cThat means Disney will reduce its focus on its traditional go-to investments in television and film. Disney has announced plans to invest $1.5 billion in the streaming platform and the launch of the company’s first full-fledged video-on-demand service.
As the company is able to accelerate direct consumer business, it can support this growth strategy more effectively and increase shareholder value. But change will not be easy, especially if its fate is on a rollercoaster ride through 2020.
Disney’s strategic shift comes after activist investor Daniel Loeb called on the company to reinvest all planned dividend payments into its streaming service. The COVID-19 pandemic wiped out more than half of Disney’s direct consumer income in the first quarter of this year. Disney was the only clear winner, with the service gaining more than 60.5 million members in just ten months since it launched.
The stock market has welcomed the change in strategy and resource allocation, sending Disney shares up 6% since the announcement. We do this because we can deliver higher returns than just returning cash to shareholders.
A quick change
The move is remarkable from a corporate strategy perspective in two ways: First, the sheer speed of the pivot is unprecedented for a company of Disney’s size and age. This is important for the company as Disney has grown strongly in recent years in all sectors in which it operates. The theme parks and cruise lines business was also successful, growing a respectable 6% year-on-year and generating net income of $1.2 billion in the same period, compared with $0.5 billion a year ago.
Indeed, before the announcement, most stock market analysts had made peace with the notion that Disney would hardly change or bow and wait for the pandemic.
Why would the company put all this money on the table when the pandemic was soon over?
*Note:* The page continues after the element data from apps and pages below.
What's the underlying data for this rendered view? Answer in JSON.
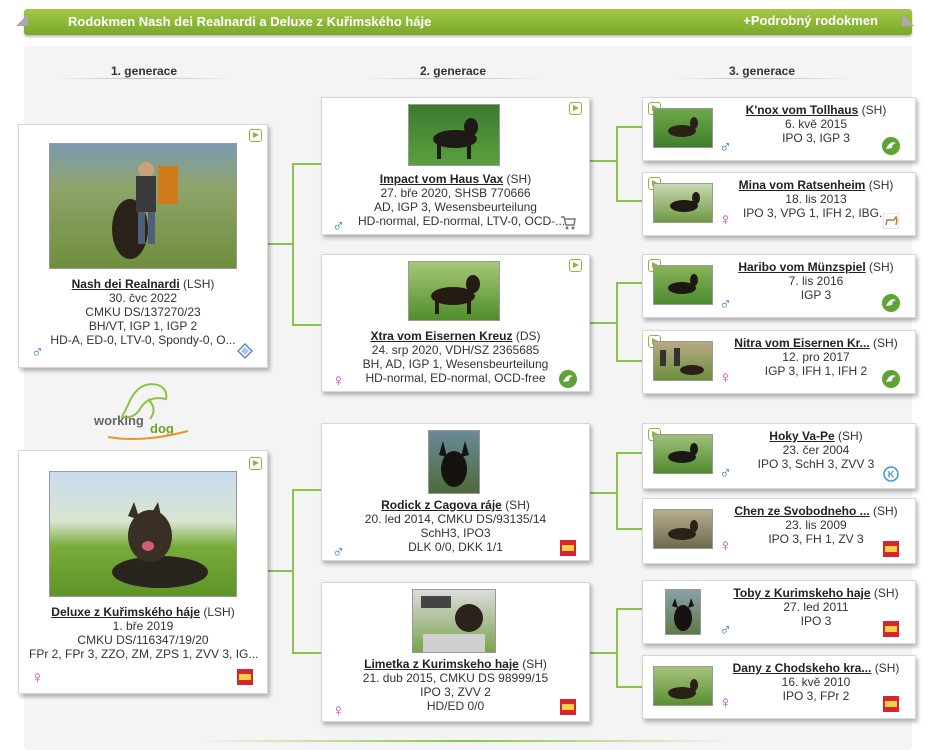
{
  "header": {
    "title": "Rodokmen Nash dei Realnardi a Deluxe z Kuřimského háje",
    "detail_link": "+Podrobný rodokmen"
  },
  "generations": [
    "1. generace",
    "2. generace",
    "3. generace"
  ],
  "logo_text": [
    "working",
    "dog"
  ],
  "dogs": {
    "g1_sire": {
      "name": "Nash dei Realnardi",
      "code": "(LSH)",
      "lines": [
        "30. čvc 2022",
        "CMKU DS/137270/23",
        "BH/VT, IGP 1, IGP 2",
        "HD-A, ED-0, LTV-0, Spondy-0, O..."
      ]
    },
    "g1_dam": {
      "name": "Deluxe z Kuřimského háje",
      "code": "(LSH)",
      "lines": [
        "1. bře 2019",
        "CMKU DS/116347/19/20",
        "FPr 2, FPr 3, ZZO, ZM, ZPS 1, ZVV 3, IG..."
      ]
    },
    "g2_a": {
      "name": "Impact vom Haus Vax",
      "code": "(SH)",
      "lines": [
        "27. bře 2020, SHSB 770666",
        "AD, IGP 3, Wesensbeurteilung",
        "HD-normal, ED-normal, LTV-0, OCD-..."
      ]
    },
    "g2_b": {
      "name": "Xtra vom Eisernen Kreuz",
      "code": "(DS)",
      "lines": [
        "24. srp 2020, VDH/SZ 2365685",
        "BH, AD, IGP 1, Wesensbeurteilung",
        "HD-normal, ED-normal, OCD-free"
      ]
    },
    "g2_c": {
      "name": "Rodick z Cagova ráje",
      "code": "(SH)",
      "lines": [
        "20. led 2014, CMKU DS/93135/14",
        "SchH3, IPO3",
        "DLK 0/0, DKK 1/1"
      ]
    },
    "g2_d": {
      "name": "Limetka z Kurimskeho haje",
      "code": "(SH)",
      "lines": [
        "21. dub 2015, CMKU DS 98999/15",
        "IPO 3, ZVV 2",
        "HD/ED 0/0"
      ]
    },
    "g3_1": {
      "name": "K'nox vom Tollhaus",
      "code": "(SH)",
      "lines": [
        "6. kvě 2015",
        "IPO 3, IGP 3"
      ]
    },
    "g3_2": {
      "name": "Mina vom Ratsenheim",
      "code": "(SH)",
      "lines": [
        "18. lis 2013",
        "IPO 3, VPG 1, IFH 2, IBG..."
      ]
    },
    "g3_3": {
      "name": "Haribo vom Münzspiel",
      "code": "(SH)",
      "lines": [
        "7. lis 2016",
        "IGP 3"
      ]
    },
    "g3_4": {
      "name": "Nitra vom Eisernen Kr...",
      "code": "(SH)",
      "lines": [
        "12. pro 2017",
        "IGP 3, IFH 1, IFH 2"
      ]
    },
    "g3_5": {
      "name": "Hoky Va-Pe",
      "code": "(SH)",
      "lines": [
        "23. čer 2004",
        "IPO 3, SchH 3, ZVV 3"
      ]
    },
    "g3_6": {
      "name": "Chen ze Svobodneho ...",
      "code": "(SH)",
      "lines": [
        "23. lis 2009",
        "IPO 3, FH 1, ZV 3"
      ]
    },
    "g3_7": {
      "name": "Toby z Kurimskeho haje",
      "code": "(SH)",
      "lines": [
        "27. led 2011",
        "IPO 3"
      ]
    },
    "g3_8": {
      "name": "Dany z Chodskeho kra...",
      "code": "(SH)",
      "lines": [
        "16. kvě 2010",
        "IPO 3, FPr 2"
      ]
    }
  },
  "symbols": {
    "male": "♂",
    "female": "♀"
  },
  "colors": {
    "header_green": "#8cb83a",
    "connector_green": "#8bc34a",
    "male_blue": "#2f7bbf",
    "female_magenta": "#c23dae"
  }
}
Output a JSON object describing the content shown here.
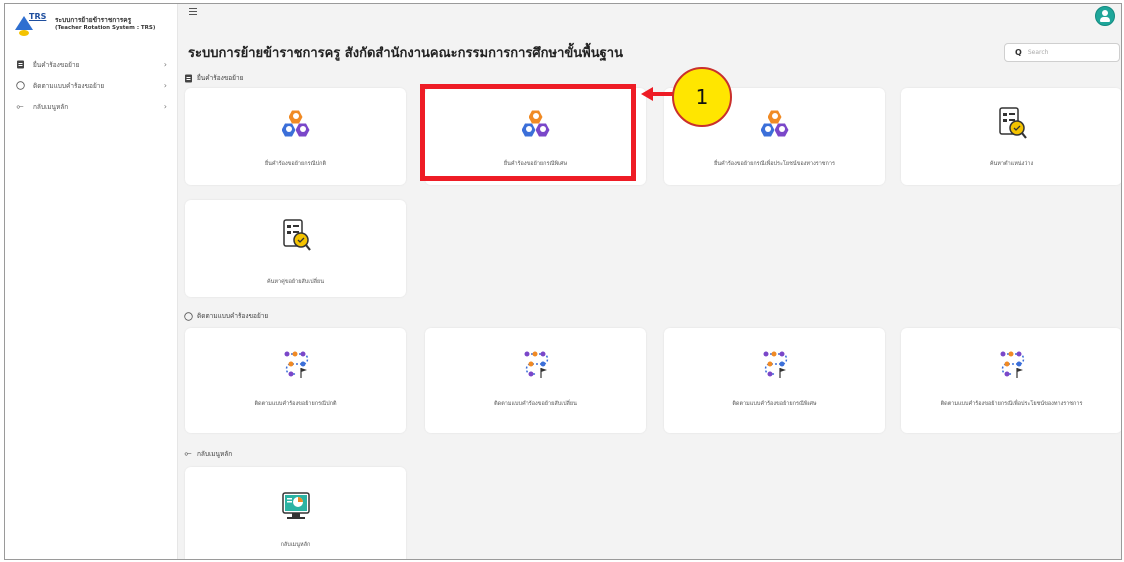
{
  "sidebar": {
    "logo_short": "TRS",
    "logo_line1": "ระบบการย้ายข้าราชการครู",
    "logo_line2": "(Teacher Rotation System : TRS)",
    "items": [
      {
        "label": "ยื่นคำร้องขอย้าย",
        "icon": "file-icon"
      },
      {
        "label": "ติดตามแบบคำร้องขอย้าย",
        "icon": "circle-icon"
      },
      {
        "label": "กลับเมนูหลัก",
        "icon": "back-arrow-icon"
      }
    ]
  },
  "header": {
    "title": "ระบบการย้ายข้าราชการครู สังกัดสำนักงานคณะกรรมการการศึกษาขั้นพื้นฐาน",
    "search_placeholder": "Search"
  },
  "sections": [
    {
      "label": "ยื่นคำร้องขอย้าย",
      "icon": "file-icon"
    },
    {
      "label": "ติดตามแบบคำร้องขอย้าย",
      "icon": "circle-icon"
    },
    {
      "label": "กลับเมนูหลัก",
      "icon": "back-arrow-icon"
    }
  ],
  "cards": {
    "submit": [
      {
        "label": "ยื่นคำร้องขอย้ายกรณีปกติ",
        "icon": "people-hex-icon"
      },
      {
        "label": "ยื่นคำร้องขอย้ายกรณีพิเศษ",
        "icon": "people-hex-icon"
      },
      {
        "label": "ยื่นคำร้องขอย้ายกรณีเพื่อประโยชน์ของทางราชการ",
        "icon": "people-hex-icon"
      },
      {
        "label": "ค้นหาตำแหน่งว่าง",
        "icon": "document-search-icon"
      },
      {
        "label": "ค้นหาคู่ขอย้ายสับเปลี่ยน",
        "icon": "document-search-icon"
      }
    ],
    "track": [
      {
        "label": "ติดตามแบบคำร้องขอย้ายกรณีปกติ",
        "icon": "route-icon"
      },
      {
        "label": "ติดตามแบบคำร้องขอย้ายสับเปลี่ยน",
        "icon": "route-icon"
      },
      {
        "label": "ติดตามแบบคำร้องขอย้ายกรณีพิเศษ",
        "icon": "route-icon"
      },
      {
        "label": "ติดตามแบบคำร้องขอย้ายกรณีเพื่อประโยชน์ของทางราชการ",
        "icon": "route-icon"
      }
    ],
    "home": [
      {
        "label": "กลับเมนูหลัก",
        "icon": "monitor-chart-icon"
      }
    ]
  },
  "annotation": {
    "number": "1",
    "color": "#ee1c25",
    "callout_color": "#ffe600"
  },
  "colors": {
    "accent": "#1fa69a",
    "hex_orange": "#f08a24",
    "hex_blue": "#3b6fd9",
    "hex_purple": "#7a47c9"
  }
}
The group has clearly decided that waiting is no longer an option, and the fact that Disney reinvented itself after the pandemic broke speaks volumes about its expectation of its duration.
The second reason why this turnaround is remarkable is that it is likely to be far-reaching, and not limited to the streaming industry. Disney’s transformation does not bode well for the long-term viability of the film industry as a whole, or even for Disney itself. A better-funded Disney, which airs its highly anticipated first-day theatrical releases, also has a much better chance of getting back on its feet when the pandemic subsides. And Disney has already decided to release more of its blockbuster films, such as “Star Wars: The Force Awakens,” on streaming sites rather than in theaters.
Unlike Disney, most of these players are simply too specialized and have invested too heavily in their industries to take bold and timely steps themselves. Traditional cable and linear television companies are also under more pressure than they think Disney will grow faster because of the lack of competition in the streaming industry.
Disney’s urgency to change itself is a signal to business leaders around the world who have been waiting for the impact of COVID 19 to disappear and for their companies to return to their former glory. The writing on the wall is clear and it would not be surprising if at least some of them made a courageous decision to buy out the current situation. This includes changing their business models to make them more competitive in the streaming industry and boldly becoming obsolete.
As the chef Gusteau once said in the Disney film Ratatouille: “If you focus on what you have left behind, you will never see what lies ahead,” and today that line seems more relevant than ever.